Last year the congregation I attend announced that it would be holding a congregation-wide, weekend long retreat to promote fellowship. Good idea.
Well, except that the facility hosting the retreat, it was known at the time, charged around two hundred dollars to feed and house a family for the weekend. This meant, in effect, that the weekend of fellowship was for those in the minority portion of the congregation who could afford it. Bad idea. Really, really, bad idea.
Oh, there was no backlash. Nobody mentioned it in public. I heard no grumbling. But I was terribly bothered by it. It was so simple, so clear, so blatant. Did anybody organizing the event realize what it sounds like, what it means, when you stand in a pulpit and say that the whole congregation is invited, when most of the people know it is impossible for them, and those doing the inviting already know that? What exactly is the congregation implied to be in such circumstances? Those who can afford to be a part of it? And uh, parenthetically, isn’t this the opposite of what Jesus taught?

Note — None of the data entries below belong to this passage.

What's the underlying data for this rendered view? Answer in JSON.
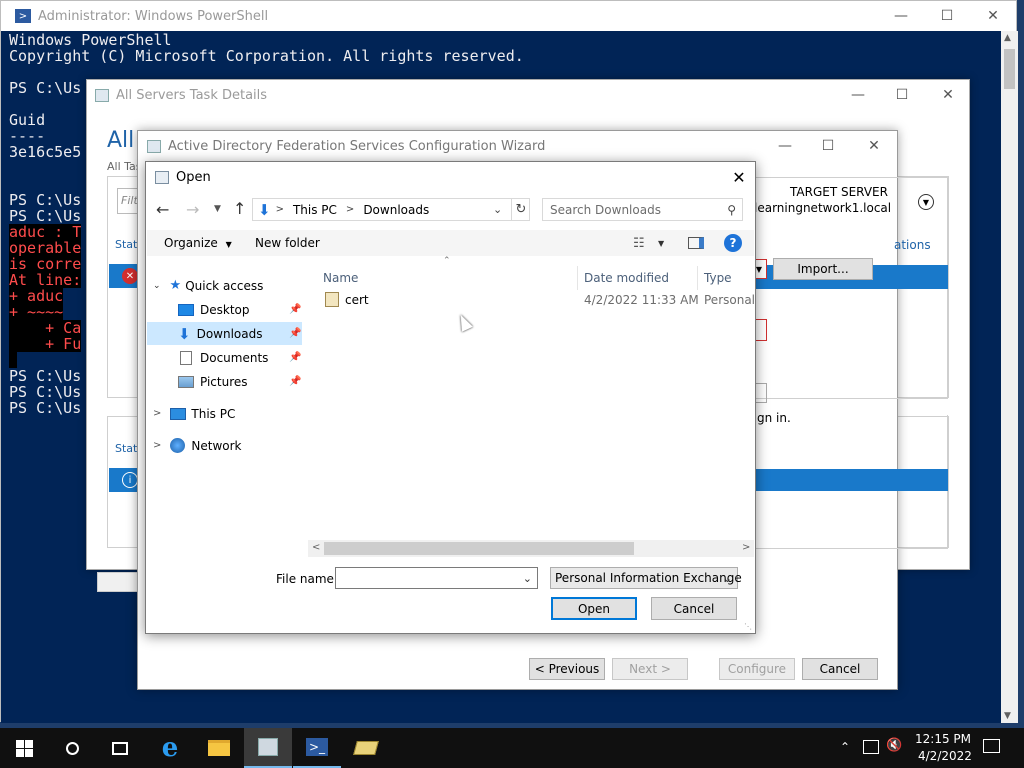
{
  "powershell": {
    "title": "Administrator: Windows PowerShell",
    "lines": [
      "Windows PowerShell",
      "Copyright (C) Microsoft Corporation. All rights reserved.",
      "",
      "PS C:\\Us",
      "",
      "Guid",
      "----",
      "3e16c5e5",
      "",
      "",
      "PS C:\\Us",
      "PS C:\\Us"
    ],
    "error_lines": [
      "aduc : T",
      "operable",
      "is corre",
      "At line:",
      "+ aduc",
      "+ ~~~~",
      "    + Ca",
      "    + Fu"
    ],
    "tail_lines": [
      "PS C:\\Us",
      "PS C:\\Us",
      "PS C:\\Us"
    ]
  },
  "task_details": {
    "title": "All Servers Task Details",
    "heading": "All",
    "subheading": "All Tas",
    "filter_placeholder": "Filt",
    "status_col": "Statu",
    "status_col2": "Statu"
  },
  "wizard": {
    "title": "Active Directory Federation Services Configuration Wizard",
    "target_server_label": "TARGET SERVER",
    "target_server_value": "learningnetwork1.local",
    "options_fragment": "ations",
    "import_button": "Import...",
    "sign_in_fragment": "gn in.",
    "previous_button": "< Previous",
    "next_button": "Next >",
    "configure_button": "Configure",
    "cancel_button": "Cancel"
  },
  "open_dialog": {
    "title": "Open",
    "breadcrumb": [
      "This PC",
      "Downloads"
    ],
    "search_placeholder": "Search Downloads",
    "organize": "Organize",
    "new_folder": "New folder",
    "nav": {
      "quick_access": "Quick access",
      "desktop": "Desktop",
      "downloads": "Downloads",
      "documents": "Documents",
      "pictures": "Pictures",
      "this_pc": "This PC",
      "network": "Network"
    },
    "columns": {
      "name": "Name",
      "date_modified": "Date modified",
      "type": "Type"
    },
    "files": [
      {
        "name": "cert",
        "date": "4/2/2022 11:33 AM",
        "type": "Personal I"
      }
    ],
    "file_name_label": "File name:",
    "file_name_value": "",
    "file_type": "Personal Information Exchange",
    "open_button": "Open",
    "cancel_button": "Cancel"
  },
  "taskbar": {
    "time": "12:15 PM",
    "date": "4/2/2022"
  }
}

This a perfect example of how socio-economics works in the real world: money divides people, all of the time in a myriad of ways. But the example is especially disconcerting in an organization where nobody is supposed to be divided in any way. Even more worrisome is that when I mentioned this to a few people who could afford to attend the retreat, as far as I could tell the economics and the consequent divide hadn’t occurred to them at all. None of these people were mean or cruel people, but they were—and this is not an excuse—clueless. Those of us who enjoy power and privilege in a group small or large are likely to never notice the way we flaunt our position and lord it over others, and why should we? When all is well, when we have everything we need and most everything we want, what would cause us to stop and see the other side? What could cause us to question what we’ve always known? What would incite inquiry into that which seems so normal, so natural and so right to us? What, that is, except a heart and mind in a different, which is to say proper, place?
We need to stop and think. We need to think about the things we say and choose to do. There are numerous examples of the above case in point; little situations we probably don’t even notice, that drive a wedge between humans because of economics. We need to think about a Christianity that prides itself on following the Bible and striving to emulate the church of the first century. In that church, everyone had everything in common, and no one was in need. Those who had, sold what they had so that those who had not, could have. We need to think about how we don’t like to think about that little detail. We need to think about getting a clue.
And by “we,” I mean myself most of all.